Saturday, January 17, 2009


It is time, the always readable Peggy Noonan writes, to suspend disbelief. Barack Obama is really happening. What’s more, this unbelievable event gives us all a chance, a sliver of a chance, to reshape our country, to put aside the rancor, the meanness that has infected our dialogue for too long. Yes, coming together is the bromide of every political campaign, but Barack Obama really believes it. He is the most sincere, most genuine, most persuasive president-elect I have ever seen. He is either the real McCoy or the greatest con artist this country has ever seen. I vote for McCoy, because it is also time to suspend cynicism.

It is also time to pray. The country is in great trouble. It doesn’t look that way at first glance. Bread lines or soup kitchens are hardly a common sight, as they were in the Great Depression. But Wall Street has seen a few suicides, and millions of people are out of work. Mortgage foreclosures are epidemic, and other shoes (commercial real estate, credit cards, car loans) have yet to fall. The patient’s condition is serious, and we need a seriously capable leader, and I think we may have one starting Tuesday.

Much is made of Franklin Roosevelt’s heroics in the 1930s, and he does deserve full credit for making people think they were better off while the unemployment rate kept climbing. My parents, life-long Democrats, believed in FDR and bought into the New Deal and the WPA and all the rest. Today it’s easy to be cynical about Roosevelt, but consider this: Let’s say that nothing he could have done would have pulled us out of the Depression in the 30s (my view, as it happens). Now, would the public have been any happier without all those fireside chats and soaring speeches? Or would revolution have been in the air? There is much to be said for an inspirational leader. If the leader is also wise (like, say, Washington or Lincoln or Churchill), so much the better.

There is also much to be said for a leader who is unflappable in a crisis. We need a president who will deal with a global financial meltdown the way Captain Sullenberger dealt with losing both engines of his A320 – calmly, professionally. Barack Obama is one cool cat, as they used to say ages ago, and it is impossible to imagine him losing his composure when it is most needed.
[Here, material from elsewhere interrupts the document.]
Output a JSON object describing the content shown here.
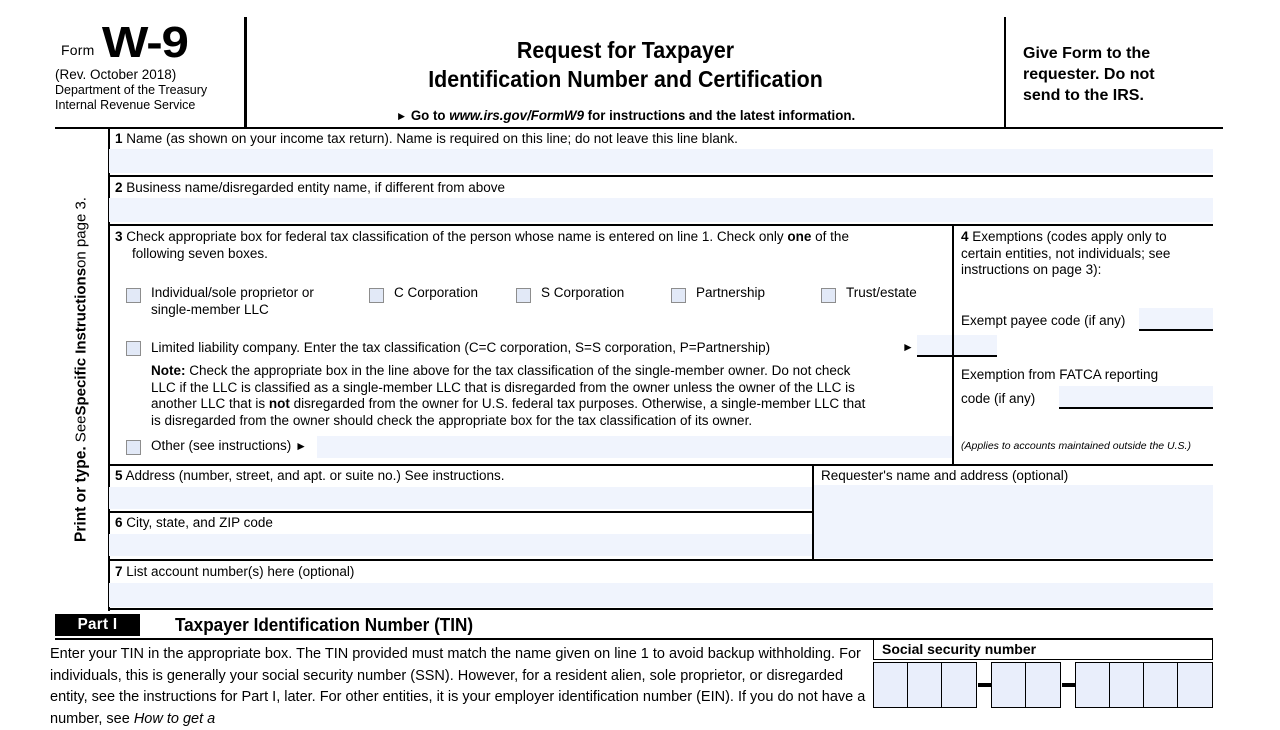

I am also naturally drawn to Obama because he is a man of words, a gifted writer and orator. When was the last time we had a president who treated the language with respect, who delivered sentences and phrases and whole paragraphs as if they were music? Yes, he has a speechwriter, but Obama will be the master of the Oval Office rhetoric, and he will craft the structure and vocabulary and cadence of what he delivers.

So, Peggy, I will gladly suspend disbelief Tuesday. More than that, I will watch the pageantry with a sense of awe and a prayer that, no matter how high the expectations surrounding Barack Obama, he will exceed them.